If wanted, a main supply can be taken to the far ends of the houses and the heating lines through the houses attached, but care must be taken to keep pipes all dropping to the boiler so as to have no traps to hold water, as it will make poor circulation in the line and liable to be broken by the passage of the steam through the water. In making the communications with the wrought pipe and the cast iron we have a fitting made for that purpose with socket on one end for the cast iron pipe and pipe thread cut on the other end. Our fitting is eighteen inches long and made of good cast iron, heavy enough to make it strong. All the lines through the houses must be suspended under the benches or on the walls, and one end of the pipe that crosses the houses, either flow or return, must be loose, so that the expansion and contraction will not pull the joints loose, or break the weak pipe. Our joints are made of iron borings, mixed with vinegar, to make them rust quickly. Water will do, but takes longer to rust. The joint made this way can be put up with less labor than hemp and red lead, and much easier to take out if wanted. In making the joint a small strand of hemp or oakum is put in first in the collar and the iron dust filled after, and well pounded.

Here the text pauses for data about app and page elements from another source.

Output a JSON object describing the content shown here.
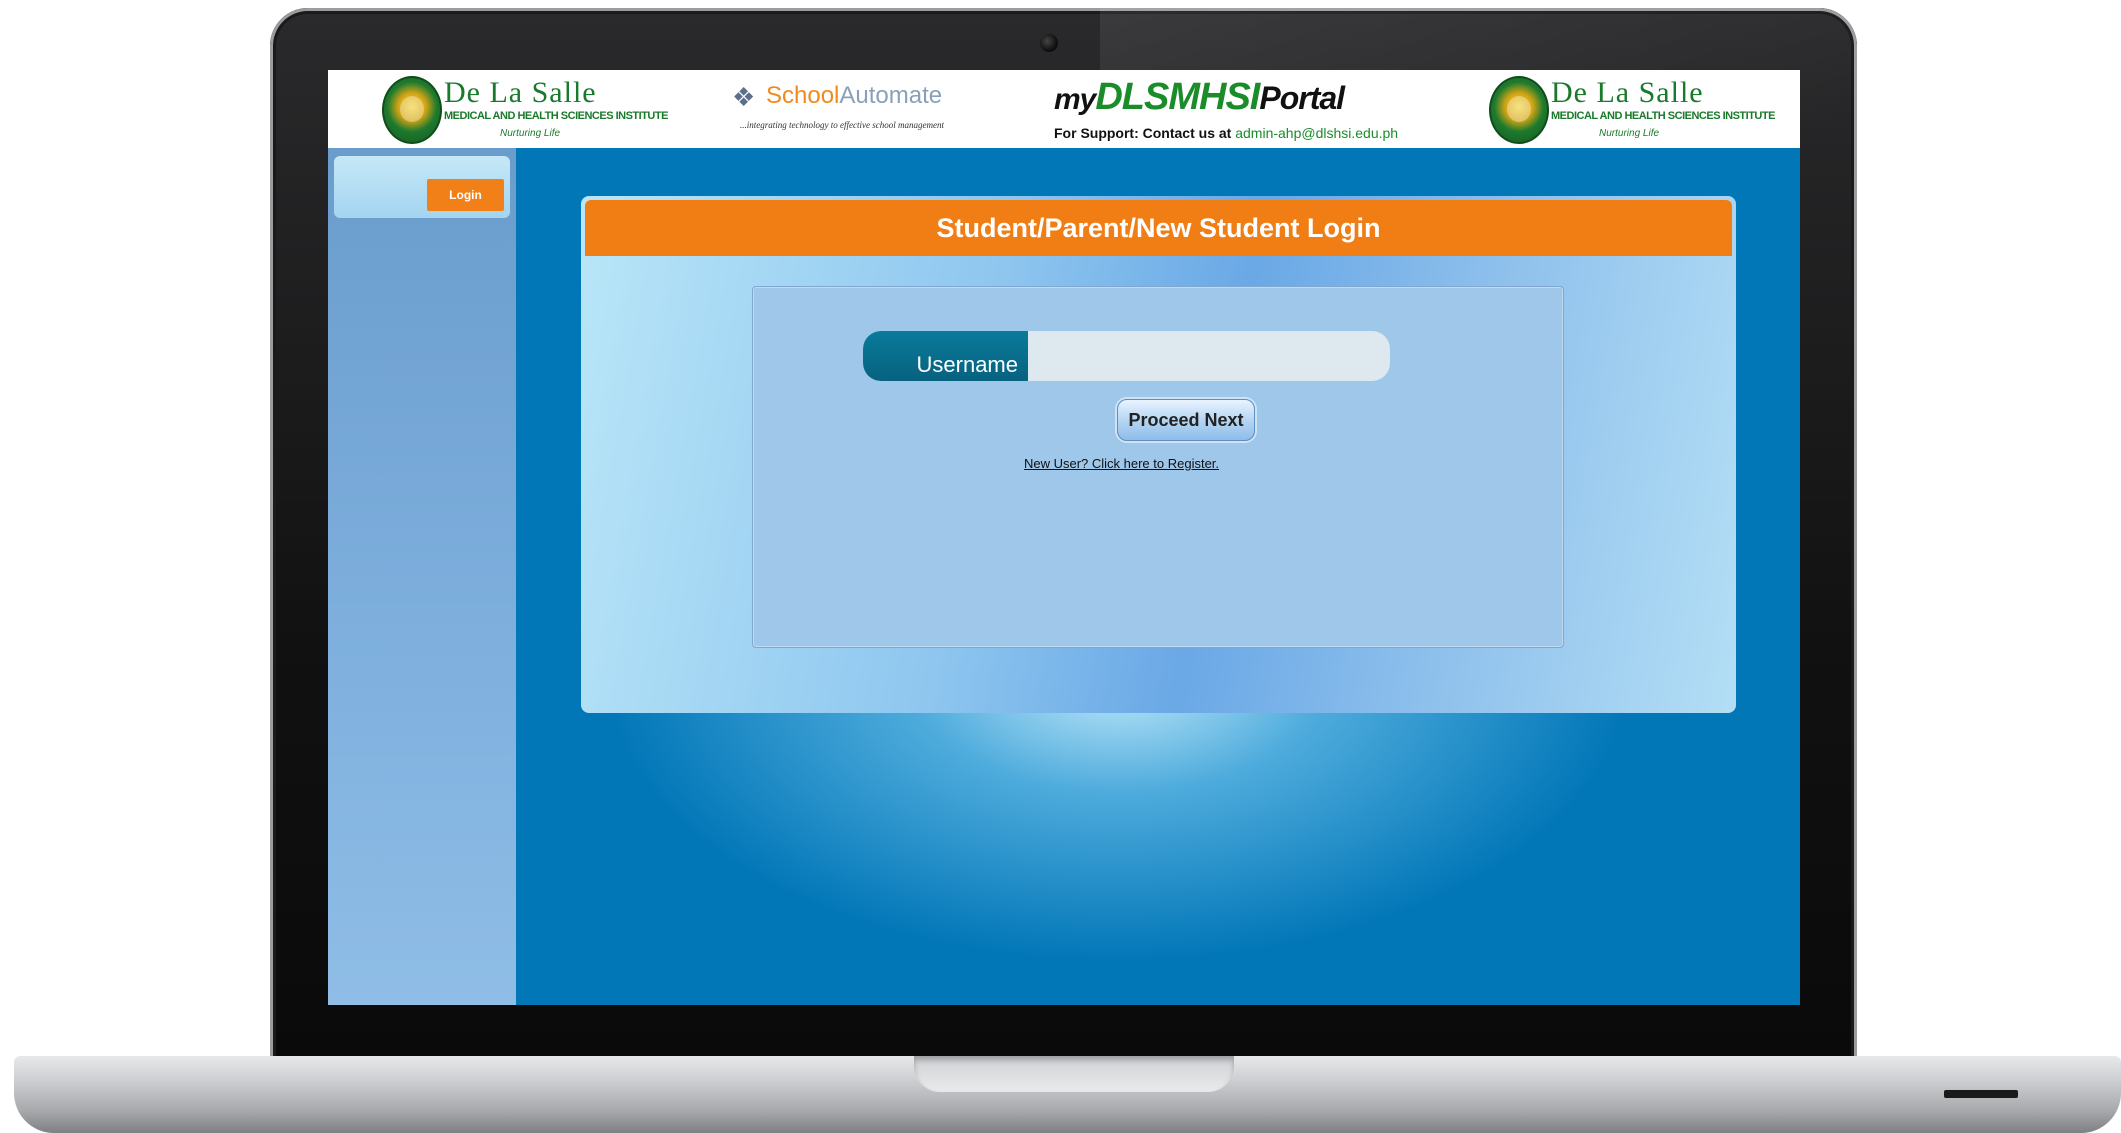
{
  "header": {
    "left_logo": {
      "name": "De La Salle",
      "subtitle": "MEDICAL AND HEALTH SCIENCES INSTITUTE",
      "tagline": "Nurturing Life"
    },
    "school_automate": {
      "part1": "School",
      "part2": "Automate",
      "tagline": "...integrating technology to effective school management"
    },
    "portal": {
      "prefix": "my",
      "name": "DLSMHSI",
      "suffix": "Portal",
      "support_label": "For Support: Contact us at",
      "support_email": "admin-ahp@dlshsi.edu.ph"
    },
    "right_logo": {
      "name": "De La Salle",
      "subtitle": "MEDICAL AND HEALTH SCIENCES INSTITUTE",
      "tagline": "Nurturing Life"
    }
  },
  "sidebar": {
    "login_label": "Login"
  },
  "login_panel": {
    "title": "Student/Parent/New Student Login",
    "username_label": "Username",
    "username_value": "",
    "proceed_label": "Proceed Next",
    "register_link": "New User? Click here to Register."
  },
  "colors": {
    "accent_orange": "#f07e14",
    "screen_blue": "#0277b8",
    "brand_green": "#1a7a2c"
  }
}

Hemp joints will not do for steam on account of the expansion drawing them loose. The system we have been using has proved very satisfactory to us, and the cost is quite an item in the putting in of steam heating where all old pipe has to be taken out. From our experience, small boiler and small pipe, with strong pressure to force the steam, can only be a success where very large buildings are to be heated and not greenhouse work. Our plants have done quite as well, or better, than they did with hot water. And with plenty of furnace room to burn cheap coal, large flues and good chimneys, no trouble will be had with soot or dirt on the houses, or with the draft on cold nights, just when small boilers always choke up, if any thing but hard coal is used. Any style of a boiler that will burn soft coal or hard, tubular or horizontal, so that it will make steam enough to fill all the pipes and leave some to spare, will heat a large range of houses for two-thirds the cost of hot water, and the quick time with which the steam can be gotten over a large area will at once show to the florist and others that steam is bound to supersede hot water as a heating medium, but on large places only.
It will not pay a practical florist, with only small glass area, to use steam, unless he keeps night watch or goes to the expense of automatic drafts, etc., and the saving on a small place would not justify the extra care needed. Cincinnati, O.